He spent 4 years to defeat the Ikko Ikki of Nagashima, and over 10 when it came to the Ishiyama Honganji.
Beside them, another terrible bother for Nobunaga were the Ikko Ikki from Saika, the so-called Saika Ikki, allies of the Ishiyama Honganji and the Mouri; the Saika Ikki were quite bothering expecially because they were leaders when it came to the use of firearms.
Their leader was the famous Saika Magoichi, another arch-enemy of Nobunaga, a character surrounded by so much mystery to paint him almost as some kind of ninja in some variations of the story.
Ironically, one of first Ikko Ikki to collaborate with Nobunaga starting 1577 would come exactly from that oh-so-incorruptible Saika team.
Saika Magoichi was the leader of one of them, the Jikkago (十ヶ郷), and his rival, a certain Tsuchibashi Heiji, was the leader of Saika-no-Sho (雑賀荘).
The other three groups, shockingly, on 1577, decided to join Nobunaga's cause, providing help to invade the area.
Ota Gyuichi in his Shinchokoki reports that thanks to them "acting as their guides in the mountains, Sakuma Uemon, Hashiba Chikuzen, Araki Settsu-no-kami, Bessho Kosaburo, Bessho Magoemon and Hori Kyuutaro struck deep into Saika and visited even the remote borderlands of the territory with fire and destruction".
On the same year, "fearing the devastation of the entire province", seven leaders of the Saika Ikki, included Magoichi and Heiji, surrended to Nobunaga, who pardoned them, pacificating the area.
This story is usually omitted when it comes to Saika Magoichi, everywhere portrayed as the epitome of freedom and rebellion against a devilish Nobunaga.
Another story that you'd rarely hear is how Magoichi asked for Nobunaga's help against Heiji on 1582 to eradicate his influence over the area: the leader of the Tsuchibashi clan was thus erased, and his son, part of the Negoro-ji, was forced to diminish his power within the organization.
We mentioned the Negoro-ji a few times already, so you may have guessed from where the third "misfits", the Warrior Monks (souhei, 僧兵) who supported Nobunaga, came.
In fact, when the "Three Linkage of Saika" decided to give their support to Nobunaga on 1577, even a certain Sugi-no-bo from Negoro-ji (根来寺の杉の坊) was there.
But, again, let's go in order.
The Negoro-ji was another Buddhist temple filled with fierce and proud Warrior Monks, who just like their laic counterpart were quite skilled with firearms, expecially when it came to guns of Tanegashima manifacture.
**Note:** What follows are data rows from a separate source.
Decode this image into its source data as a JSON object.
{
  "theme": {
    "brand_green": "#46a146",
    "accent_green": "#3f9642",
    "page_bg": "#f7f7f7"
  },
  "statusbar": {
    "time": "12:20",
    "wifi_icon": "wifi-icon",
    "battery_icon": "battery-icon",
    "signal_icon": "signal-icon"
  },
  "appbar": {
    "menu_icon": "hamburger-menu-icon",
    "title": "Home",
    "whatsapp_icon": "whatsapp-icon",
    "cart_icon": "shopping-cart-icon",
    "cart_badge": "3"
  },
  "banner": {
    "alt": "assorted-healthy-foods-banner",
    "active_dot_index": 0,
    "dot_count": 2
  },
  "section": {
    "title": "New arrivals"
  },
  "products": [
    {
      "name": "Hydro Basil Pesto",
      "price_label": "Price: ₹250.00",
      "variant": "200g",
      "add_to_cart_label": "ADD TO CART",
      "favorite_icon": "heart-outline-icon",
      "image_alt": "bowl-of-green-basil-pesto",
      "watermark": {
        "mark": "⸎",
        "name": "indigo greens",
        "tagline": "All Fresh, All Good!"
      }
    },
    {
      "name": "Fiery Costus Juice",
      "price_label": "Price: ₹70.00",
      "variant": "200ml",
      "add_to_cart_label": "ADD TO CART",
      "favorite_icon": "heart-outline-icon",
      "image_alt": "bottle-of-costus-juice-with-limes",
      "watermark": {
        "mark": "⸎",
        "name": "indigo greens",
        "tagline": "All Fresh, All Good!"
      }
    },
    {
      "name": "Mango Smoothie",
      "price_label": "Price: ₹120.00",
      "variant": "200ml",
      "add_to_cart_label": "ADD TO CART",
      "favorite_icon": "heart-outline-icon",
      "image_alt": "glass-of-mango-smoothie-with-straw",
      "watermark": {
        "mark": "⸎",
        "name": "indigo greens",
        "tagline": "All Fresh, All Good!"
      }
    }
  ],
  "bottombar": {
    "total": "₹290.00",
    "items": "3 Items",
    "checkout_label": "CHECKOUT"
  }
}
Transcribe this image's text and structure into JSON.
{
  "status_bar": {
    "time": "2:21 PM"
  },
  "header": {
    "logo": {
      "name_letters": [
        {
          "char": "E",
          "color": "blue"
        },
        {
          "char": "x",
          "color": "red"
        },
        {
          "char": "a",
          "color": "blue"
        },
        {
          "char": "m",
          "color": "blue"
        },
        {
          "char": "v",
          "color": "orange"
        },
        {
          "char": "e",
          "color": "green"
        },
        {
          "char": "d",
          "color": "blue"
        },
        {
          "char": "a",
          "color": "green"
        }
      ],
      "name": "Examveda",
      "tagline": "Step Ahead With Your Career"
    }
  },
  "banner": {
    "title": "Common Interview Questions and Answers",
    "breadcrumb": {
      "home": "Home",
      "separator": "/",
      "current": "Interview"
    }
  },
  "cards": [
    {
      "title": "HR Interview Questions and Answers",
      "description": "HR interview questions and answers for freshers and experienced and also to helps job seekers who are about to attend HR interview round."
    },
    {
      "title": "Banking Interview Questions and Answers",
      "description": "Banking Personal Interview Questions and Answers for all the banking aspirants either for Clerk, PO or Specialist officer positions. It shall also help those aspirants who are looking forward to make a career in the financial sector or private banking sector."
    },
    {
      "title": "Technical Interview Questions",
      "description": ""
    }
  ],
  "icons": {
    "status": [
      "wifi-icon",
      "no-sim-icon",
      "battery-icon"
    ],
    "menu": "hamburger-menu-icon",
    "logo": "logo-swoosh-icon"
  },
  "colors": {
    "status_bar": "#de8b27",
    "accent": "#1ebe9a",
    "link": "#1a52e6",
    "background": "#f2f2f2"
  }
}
The "leader" of this revolution is to find in the figure of Tsuda Kenmotsu (Sanchou), who on 1543 went to Tanegashima himself to learn about the new weapon imported by the Westerners; he would develop the Tsuda-ryu school of gunnery, which secrets would be inherited by his second son, Tsuda Shozan, together with the leadership of the above mentioned Sugi-no-bo which is nothing else but a rectory within the precints of the Negoro-ji.
Warrior Monks from there would follow the Ikko Ikki to support Nobunaga's men in their raids. This kind of behaviour is not to judge too harshly, in fact both Ikko Ikki and Warrior Monks, expecially when so specialized in warfare, would easily act as mercenaries if required and profitable.
It's ironic to see the son allying with his father's arch-enemy, but it must be noted that Negoro-ji never bothered Nobunaga ever again after the pacification of the area, and viceversa.
Was it because of foresight on Shozan's part or the fear inspired by the still vivid scene of the burning of Mount Hiei on 1571..?
Whatever the case, it sure came in handy here.